PROBLEM DETAILS => Only lines below containing the string "параметров" should be counted; please give that count by itself.

RECORDS SUPPLIED =>
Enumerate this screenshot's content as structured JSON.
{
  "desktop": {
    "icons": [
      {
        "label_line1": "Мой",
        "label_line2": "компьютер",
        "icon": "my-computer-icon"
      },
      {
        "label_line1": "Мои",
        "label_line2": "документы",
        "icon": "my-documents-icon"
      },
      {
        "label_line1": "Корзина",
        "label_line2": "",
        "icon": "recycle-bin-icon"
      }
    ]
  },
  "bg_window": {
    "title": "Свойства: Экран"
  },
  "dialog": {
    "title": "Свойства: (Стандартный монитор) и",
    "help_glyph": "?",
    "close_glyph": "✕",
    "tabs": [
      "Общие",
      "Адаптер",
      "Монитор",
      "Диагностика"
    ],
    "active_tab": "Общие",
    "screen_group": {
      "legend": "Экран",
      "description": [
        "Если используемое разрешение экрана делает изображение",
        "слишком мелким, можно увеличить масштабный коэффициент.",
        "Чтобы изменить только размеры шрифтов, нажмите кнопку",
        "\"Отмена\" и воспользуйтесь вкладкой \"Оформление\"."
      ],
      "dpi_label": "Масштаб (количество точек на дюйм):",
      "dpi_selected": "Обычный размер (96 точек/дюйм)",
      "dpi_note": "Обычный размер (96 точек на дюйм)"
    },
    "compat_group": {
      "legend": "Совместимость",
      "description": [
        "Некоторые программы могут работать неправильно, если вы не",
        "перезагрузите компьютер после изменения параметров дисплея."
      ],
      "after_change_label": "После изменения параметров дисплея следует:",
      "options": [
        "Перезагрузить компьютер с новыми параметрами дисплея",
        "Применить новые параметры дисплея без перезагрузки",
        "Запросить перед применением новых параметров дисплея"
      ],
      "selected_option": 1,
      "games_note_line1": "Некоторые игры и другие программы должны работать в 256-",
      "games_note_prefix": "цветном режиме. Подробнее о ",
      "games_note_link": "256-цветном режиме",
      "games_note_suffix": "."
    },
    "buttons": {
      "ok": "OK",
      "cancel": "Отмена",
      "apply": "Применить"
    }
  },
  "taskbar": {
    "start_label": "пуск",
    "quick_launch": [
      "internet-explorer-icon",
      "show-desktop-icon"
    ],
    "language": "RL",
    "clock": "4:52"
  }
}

EXERCISE RESULT => 3